## [Assignment]
Be exact. Print each record as it stands.

## [Records shown]
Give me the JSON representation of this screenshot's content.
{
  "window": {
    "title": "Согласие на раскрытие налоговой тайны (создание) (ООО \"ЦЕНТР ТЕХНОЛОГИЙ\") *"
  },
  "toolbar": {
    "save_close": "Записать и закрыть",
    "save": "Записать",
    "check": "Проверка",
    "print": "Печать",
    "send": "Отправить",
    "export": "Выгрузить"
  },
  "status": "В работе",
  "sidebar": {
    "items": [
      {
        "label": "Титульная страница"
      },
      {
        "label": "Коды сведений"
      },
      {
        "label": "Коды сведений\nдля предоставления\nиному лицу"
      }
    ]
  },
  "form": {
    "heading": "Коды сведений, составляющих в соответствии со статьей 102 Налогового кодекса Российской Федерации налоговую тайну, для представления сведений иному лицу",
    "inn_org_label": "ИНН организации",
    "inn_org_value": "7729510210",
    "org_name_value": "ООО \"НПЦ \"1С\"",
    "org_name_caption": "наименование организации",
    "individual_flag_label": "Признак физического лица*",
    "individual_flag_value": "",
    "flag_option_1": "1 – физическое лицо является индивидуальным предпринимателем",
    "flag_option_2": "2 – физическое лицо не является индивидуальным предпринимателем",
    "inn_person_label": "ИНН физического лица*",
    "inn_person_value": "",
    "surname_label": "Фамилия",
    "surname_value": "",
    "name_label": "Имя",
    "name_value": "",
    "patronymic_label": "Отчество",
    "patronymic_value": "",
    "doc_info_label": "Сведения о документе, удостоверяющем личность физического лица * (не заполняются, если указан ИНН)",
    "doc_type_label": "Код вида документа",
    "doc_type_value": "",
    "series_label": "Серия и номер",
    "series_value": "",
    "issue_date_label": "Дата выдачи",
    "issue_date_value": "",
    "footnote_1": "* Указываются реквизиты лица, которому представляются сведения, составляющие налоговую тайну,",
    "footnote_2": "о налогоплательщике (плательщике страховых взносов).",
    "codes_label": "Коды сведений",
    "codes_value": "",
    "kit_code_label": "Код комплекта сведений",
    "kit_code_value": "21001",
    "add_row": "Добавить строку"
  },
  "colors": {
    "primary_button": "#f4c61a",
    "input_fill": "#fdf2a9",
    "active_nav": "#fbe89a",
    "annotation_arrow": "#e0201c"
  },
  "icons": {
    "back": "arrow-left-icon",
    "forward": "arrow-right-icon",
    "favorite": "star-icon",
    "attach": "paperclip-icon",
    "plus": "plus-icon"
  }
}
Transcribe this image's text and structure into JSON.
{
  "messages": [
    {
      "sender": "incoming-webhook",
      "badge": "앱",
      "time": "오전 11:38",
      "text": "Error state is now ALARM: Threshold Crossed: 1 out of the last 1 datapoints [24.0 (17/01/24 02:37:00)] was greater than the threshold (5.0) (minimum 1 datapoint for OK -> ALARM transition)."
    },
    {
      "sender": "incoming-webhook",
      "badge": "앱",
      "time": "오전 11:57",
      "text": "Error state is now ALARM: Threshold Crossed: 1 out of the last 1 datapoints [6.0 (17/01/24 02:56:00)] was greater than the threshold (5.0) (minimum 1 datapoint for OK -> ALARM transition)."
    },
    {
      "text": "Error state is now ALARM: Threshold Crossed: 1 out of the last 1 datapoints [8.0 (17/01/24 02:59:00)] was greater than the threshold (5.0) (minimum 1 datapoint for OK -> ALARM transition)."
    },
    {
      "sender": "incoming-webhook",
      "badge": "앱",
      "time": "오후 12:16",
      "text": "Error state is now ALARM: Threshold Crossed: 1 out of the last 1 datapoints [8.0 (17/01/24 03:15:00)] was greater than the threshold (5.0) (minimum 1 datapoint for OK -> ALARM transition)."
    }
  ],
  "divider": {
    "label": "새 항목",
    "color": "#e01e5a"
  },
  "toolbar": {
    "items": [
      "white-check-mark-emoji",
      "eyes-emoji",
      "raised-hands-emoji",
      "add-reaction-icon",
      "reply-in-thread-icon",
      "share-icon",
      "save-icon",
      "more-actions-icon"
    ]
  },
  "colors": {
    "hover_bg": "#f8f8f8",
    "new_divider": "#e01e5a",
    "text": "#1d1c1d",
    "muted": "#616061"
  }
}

## [Written reply]
Give me the JSON representation of this screenshot's content.
{
  "window": {
    "title": "Согласие на раскрытие налоговой тайны (создание) (ООО \"ЦЕНТР ТЕХНОЛОГИЙ\") *"
  },
  "toolbar": {
    "save_close": "Записать и закрыть",
    "save": "Записать",
    "check": "Проверка",
    "print": "Печать",
    "send": "Отправить",
    "export": "Выгрузить"
  },
  "status": "В работе",
  "sidebar": {
    "items": [
      {
        "label": "Титульная страница"
      },
      {
        "label": "Коды сведений"
      },
      {
        "label": "Коды сведений\nдля предоставления\nиному лицу"
      }
    ]
  },
  "form": {
    "heading": "Коды сведений, составляющих в соответствии со статьей 102 Налогового кодекса Российской Федерации налоговую тайну, для представления сведений иному лицу",
    "inn_org_label": "ИНН организации",
    "inn_org_value": "7729510210",
    "org_name_value": "ООО \"НПЦ \"1С\"",
    "org_name_caption": "наименование организации",
    "individual_flag_label": "Признак физического лица*",
    "individual_flag_value": "",
    "flag_option_1": "1 – физическое лицо является индивидуальным предпринимателем",
    "flag_option_2": "2 – физическое лицо не является индивидуальным предпринимателем",
    "inn_person_label": "ИНН физического лица*",
    "inn_person_value": "",
    "surname_label": "Фамилия",
    "surname_value": "",
    "name_label": "Имя",
    "name_value": "",
    "patronymic_label": "Отчество",
    "patronymic_value": "",
    "doc_info_label": "Сведения о документе, удостоверяющем личность физического лица * (не заполняются, если указан ИНН)",
    "doc_type_label": "Код вида документа",
    "doc_type_value": "",
    "series_label": "Серия и номер",
    "series_value": "",
    "issue_date_label": "Дата выдачи",
    "issue_date_value": "",
    "footnote_1": "* Указываются реквизиты лица, которому представляются сведения, составляющие налоговую тайну,",
    "footnote_2": "о налогоплательщике (плательщике страховых взносов).",
    "codes_label": "Коды сведений",
    "codes_value": "",
    "kit_code_label": "Код комплекта сведений",
    "kit_code_value": "21001",
    "add_row": "Добавить строку"
  },
  "colors": {
    "primary_button": "#f4c61a",
    "input_fill": "#fdf2a9",
    "active_nav": "#fbe89a",
    "annotation_arrow": "#e0201c"
  },
  "icons": {
    "back": "arrow-left-icon",
    "forward": "arrow-right-icon",
    "favorite": "star-icon",
    "attach": "paperclip-icon",
    "plus": "plus-icon"
  }
}
Transcribe this image's text and structure into JSON.
{
  "messages": [
    {
      "sender": "incoming-webhook",
      "badge": "앱",
      "time": "오전 11:38",
      "text": "Error state is now ALARM: Threshold Crossed: 1 out of the last 1 datapoints [24.0 (17/01/24 02:37:00)] was greater than the threshold (5.0) (minimum 1 datapoint for OK -> ALARM transition)."
    },
    {
      "sender": "incoming-webhook",
      "badge": "앱",
      "time": "오전 11:57",
      "text": "Error state is now ALARM: Threshold Crossed: 1 out of the last 1 datapoints [6.0 (17/01/24 02:56:00)] was greater than the threshold (5.0) (minimum 1 datapoint for OK -> ALARM transition)."
    },
    {
      "text": "Error state is now ALARM: Threshold Crossed: 1 out of the last 1 datapoints [8.0 (17/01/24 02:59:00)] was greater than the threshold (5.0) (minimum 1 datapoint for OK -> ALARM transition)."
    },
    {
      "sender": "incoming-webhook",
      "badge": "앱",
      "time": "오후 12:16",
      "text": "Error state is now ALARM: Threshold Crossed: 1 out of the last 1 datapoints [8.0 (17/01/24 03:15:00)] was greater than the threshold (5.0) (minimum 1 datapoint for OK -> ALARM transition)."
    }
  ],
  "divider": {
    "label": "새 항목",
    "color": "#e01e5a"
  },
  "toolbar": {
    "items": [
      "white-check-mark-emoji",
      "eyes-emoji",
      "raised-hands-emoji",
      "add-reaction-icon",
      "reply-in-thread-icon",
      "share-icon",
      "save-icon",
      "more-actions-icon"
    ]
  },
  "colors": {
    "hover_bg": "#f8f8f8",
    "new_divider": "#e01e5a",
    "text": "#1d1c1d",
    "muted": "#616061"
  }
}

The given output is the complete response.